The case concerned a share purchase agreement (SPA) by which Zayo purchased the entire issued share capital of E Limited (the ‘Company’) from the seven defendant managers of the Company (the ‘Management Vendors’). Zayo alleged that the defendants had breached the Management Warranties in the SPA and sought to make a claim against them.
Paragraph 3.2 of Schedule 6 of the SPA provided:
“No Management Vendor shall have any liability for a Management Warranty Claim except in circumstances where [Zayo] gives notice to the Management Vendors before [5pm on 13 November 2015].”
Clause 12 of the SPA allowed delivery of notice by hand (including by courier) to each defendant at their individual address as set out in the SPA “… or such other address as may be notified in writing … by the relevant [defendant] to [Zayo].” Deemed receipt would occur on delivery. On the very last day for service (13 November 2015), Zayo engaged couriers to serve notice of its warranty claim on each of the defendants at their respective addresses set out in the agreement. Six of the couriers successfully delivered the notice. However, when the courier engaged to serve the fifth defendant (‘SJ’) arrived at her address, he was told that she no longer lived there. The courier left the address without leaving the notice. The 5pm deadline then passed. The court was asked to assess if notice had been validly served on SJ. Zayo argued that SJ’s failure to notify a change of address meant that the courier’s attempt to serve the notice should be deemed sufficient.
What did the court decide?
The court held that notice had not been validly served on SJ. Clause 12 was clear and unambiguous. It was readily apparent from its express language that notice would be served by delivering it to SJ’s address as specified in the agreement, including by merely leaving the notice at the address. The requirement for the defendants to notify any change of address was permissive only (shown by the use of “may” not “must”). If a party chose not to notify a change of address, they would bear the risk that a notice would not come to their attention, but that would not affect the validly of the notice having been left at their previous address. The court said:
…there is nothing uncommercial or unbusinesslike about such a construction. Indeed, certainty is promoted and the parties know where they stand”.
Accordingly, there was no breach of the SPA by SJ failing to notify a change of address. Notice would have been validly delivered to her if the courier had merely left it at her former address. Strict compliance with the express wording of the notice provisions was required even if that would not have actually resulted in the notice coming to the attention of the intended recipient.

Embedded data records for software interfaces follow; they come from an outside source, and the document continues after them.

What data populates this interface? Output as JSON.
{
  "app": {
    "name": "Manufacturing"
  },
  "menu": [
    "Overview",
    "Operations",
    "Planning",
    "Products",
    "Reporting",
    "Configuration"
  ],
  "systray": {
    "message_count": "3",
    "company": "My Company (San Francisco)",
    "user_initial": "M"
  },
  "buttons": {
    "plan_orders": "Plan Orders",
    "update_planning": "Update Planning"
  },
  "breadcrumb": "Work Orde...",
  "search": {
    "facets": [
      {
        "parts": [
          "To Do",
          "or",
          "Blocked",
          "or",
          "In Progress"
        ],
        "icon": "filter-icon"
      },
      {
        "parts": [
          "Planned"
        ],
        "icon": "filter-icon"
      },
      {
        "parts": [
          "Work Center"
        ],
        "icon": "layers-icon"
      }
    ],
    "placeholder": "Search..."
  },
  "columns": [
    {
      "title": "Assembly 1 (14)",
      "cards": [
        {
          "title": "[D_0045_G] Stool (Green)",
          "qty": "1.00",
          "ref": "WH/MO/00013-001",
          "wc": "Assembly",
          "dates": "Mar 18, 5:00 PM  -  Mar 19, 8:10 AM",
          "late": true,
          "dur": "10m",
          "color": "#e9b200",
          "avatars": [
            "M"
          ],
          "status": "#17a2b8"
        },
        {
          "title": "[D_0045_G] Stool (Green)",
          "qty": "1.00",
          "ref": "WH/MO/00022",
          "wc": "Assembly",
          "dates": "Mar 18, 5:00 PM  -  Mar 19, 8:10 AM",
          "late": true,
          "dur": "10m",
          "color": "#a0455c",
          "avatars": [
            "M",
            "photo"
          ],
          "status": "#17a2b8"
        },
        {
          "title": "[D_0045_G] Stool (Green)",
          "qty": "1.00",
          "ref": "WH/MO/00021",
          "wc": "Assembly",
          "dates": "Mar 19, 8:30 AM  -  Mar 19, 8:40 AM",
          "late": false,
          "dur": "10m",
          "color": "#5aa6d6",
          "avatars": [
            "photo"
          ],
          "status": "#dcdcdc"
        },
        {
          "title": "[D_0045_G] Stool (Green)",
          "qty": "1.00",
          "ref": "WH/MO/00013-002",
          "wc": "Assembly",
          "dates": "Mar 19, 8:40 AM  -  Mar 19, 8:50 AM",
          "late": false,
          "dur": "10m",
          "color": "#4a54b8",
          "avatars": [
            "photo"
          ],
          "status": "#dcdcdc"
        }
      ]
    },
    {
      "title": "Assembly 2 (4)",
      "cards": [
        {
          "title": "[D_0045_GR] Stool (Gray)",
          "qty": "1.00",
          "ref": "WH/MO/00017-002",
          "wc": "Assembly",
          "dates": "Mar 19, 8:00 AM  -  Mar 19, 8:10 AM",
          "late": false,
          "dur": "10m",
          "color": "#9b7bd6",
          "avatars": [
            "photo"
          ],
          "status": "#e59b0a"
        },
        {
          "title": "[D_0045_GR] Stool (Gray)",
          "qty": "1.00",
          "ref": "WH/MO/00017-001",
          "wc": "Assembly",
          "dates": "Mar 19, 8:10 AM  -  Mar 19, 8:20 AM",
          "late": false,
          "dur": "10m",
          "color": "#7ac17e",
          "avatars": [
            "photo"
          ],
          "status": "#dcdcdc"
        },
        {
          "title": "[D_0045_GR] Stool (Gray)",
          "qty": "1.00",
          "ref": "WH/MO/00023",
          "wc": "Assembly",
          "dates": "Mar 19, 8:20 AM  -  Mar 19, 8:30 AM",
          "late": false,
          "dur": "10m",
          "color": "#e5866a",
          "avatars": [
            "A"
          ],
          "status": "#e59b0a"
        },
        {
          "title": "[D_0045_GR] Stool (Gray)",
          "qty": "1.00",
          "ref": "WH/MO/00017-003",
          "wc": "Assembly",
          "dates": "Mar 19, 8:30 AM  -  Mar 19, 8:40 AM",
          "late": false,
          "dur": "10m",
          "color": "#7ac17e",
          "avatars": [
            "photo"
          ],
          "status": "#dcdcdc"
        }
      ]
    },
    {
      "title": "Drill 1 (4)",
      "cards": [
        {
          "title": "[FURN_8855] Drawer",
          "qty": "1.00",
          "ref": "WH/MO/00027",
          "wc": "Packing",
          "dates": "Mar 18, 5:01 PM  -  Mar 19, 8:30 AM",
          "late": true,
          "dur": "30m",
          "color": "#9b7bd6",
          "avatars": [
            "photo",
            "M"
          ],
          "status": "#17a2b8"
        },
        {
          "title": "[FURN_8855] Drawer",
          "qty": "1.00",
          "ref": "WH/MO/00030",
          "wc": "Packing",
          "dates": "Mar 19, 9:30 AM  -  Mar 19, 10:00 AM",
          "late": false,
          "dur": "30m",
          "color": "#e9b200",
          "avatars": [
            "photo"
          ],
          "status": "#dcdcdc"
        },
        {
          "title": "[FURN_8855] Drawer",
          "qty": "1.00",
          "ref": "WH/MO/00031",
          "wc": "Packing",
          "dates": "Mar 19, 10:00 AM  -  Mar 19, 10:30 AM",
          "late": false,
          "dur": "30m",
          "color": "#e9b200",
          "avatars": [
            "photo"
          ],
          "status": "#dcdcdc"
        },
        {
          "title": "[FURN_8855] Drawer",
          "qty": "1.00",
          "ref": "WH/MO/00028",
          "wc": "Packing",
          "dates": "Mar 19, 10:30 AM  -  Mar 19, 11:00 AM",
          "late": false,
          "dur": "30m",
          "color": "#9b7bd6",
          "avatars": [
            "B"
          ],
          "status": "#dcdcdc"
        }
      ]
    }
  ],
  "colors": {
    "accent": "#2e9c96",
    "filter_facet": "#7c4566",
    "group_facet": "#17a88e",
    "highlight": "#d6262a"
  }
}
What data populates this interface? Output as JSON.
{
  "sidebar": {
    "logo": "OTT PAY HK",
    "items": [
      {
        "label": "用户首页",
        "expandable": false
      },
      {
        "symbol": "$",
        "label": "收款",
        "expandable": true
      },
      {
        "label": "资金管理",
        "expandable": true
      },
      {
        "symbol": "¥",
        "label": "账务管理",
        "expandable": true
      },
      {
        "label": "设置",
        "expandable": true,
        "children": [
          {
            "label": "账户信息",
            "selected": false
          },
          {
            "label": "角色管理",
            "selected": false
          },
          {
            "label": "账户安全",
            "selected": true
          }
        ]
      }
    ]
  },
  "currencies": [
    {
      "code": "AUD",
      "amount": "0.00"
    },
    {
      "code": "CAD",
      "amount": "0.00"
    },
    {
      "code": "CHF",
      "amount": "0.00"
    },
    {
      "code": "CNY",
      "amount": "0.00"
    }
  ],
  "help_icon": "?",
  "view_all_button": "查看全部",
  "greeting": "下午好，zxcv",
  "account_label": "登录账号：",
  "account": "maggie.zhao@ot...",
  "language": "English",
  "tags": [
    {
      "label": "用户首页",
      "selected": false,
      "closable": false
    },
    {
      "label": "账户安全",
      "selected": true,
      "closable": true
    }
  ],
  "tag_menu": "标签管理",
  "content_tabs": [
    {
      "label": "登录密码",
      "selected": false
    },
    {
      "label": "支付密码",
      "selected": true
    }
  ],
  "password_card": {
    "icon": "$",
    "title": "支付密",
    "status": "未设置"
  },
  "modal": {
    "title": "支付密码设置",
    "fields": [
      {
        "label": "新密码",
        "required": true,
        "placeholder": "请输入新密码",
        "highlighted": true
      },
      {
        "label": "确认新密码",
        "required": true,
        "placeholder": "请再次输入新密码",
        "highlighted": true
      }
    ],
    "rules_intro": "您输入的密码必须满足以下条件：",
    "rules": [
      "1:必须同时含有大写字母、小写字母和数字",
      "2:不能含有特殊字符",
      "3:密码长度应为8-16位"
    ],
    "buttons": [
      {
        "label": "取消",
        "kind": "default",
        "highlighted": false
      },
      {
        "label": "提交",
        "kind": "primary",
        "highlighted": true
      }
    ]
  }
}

As SJ had not received notice of the claim as required by the agreement, the court held that Zayo could not pursue its claim for breach of the Management Warranties against her. The court also considered the wording in paragraph 3.2 of Schedule 6. The court said that the clause was unambiguous. It was clear that none of the defendants would have liability for breach of the Management Warranties unless Zayo gave notice of its claim “to the Management Vendors” (plural) by the specified deadline. As SJ had not received notice, Zayo had fallen foul of paragraph 3.2 of Schedule 6. Accordingly, the court ordered that Zayo’s claim against all of the defendants be dismissed.
What are the implications?
Two take away points come out of this ruling.
First, this is another in a line of cases this year demonstrating that the English courts are now consciously taking a more robust approach to the interpretation of commercial agreements negotiated between commercial parties with the benefit of legal advice. The courts are giving effect to the express words agreed by the parties where this interpretation accords with business common sense. Previously, the courts would have been more willing to take notice of the fact that Zayo was, arguably, let down by its courier and that SJ complicated matters somewhat by failing to notify a change of address. In such circumstances, it may have been possible to persuade the court to take a more contextual rather than textual approach to interpretation and to adopt a more flexible construction of the notice provisions. Any attempt at such persuasion is now less likely to succeed.
Second, this case illustrates that how the courts approach the interpretation of agreements is not an issue of mere academic interest. It has a direct bearing on the rights and obligations of the parties. Contracts should be drafted with this in mind. Contracting parties must mean what they say and be aware that, where an interpretation dispute arises, any appeal to a court to override the express wording of the agreement and ‘do justice’ may well be unsuccessful.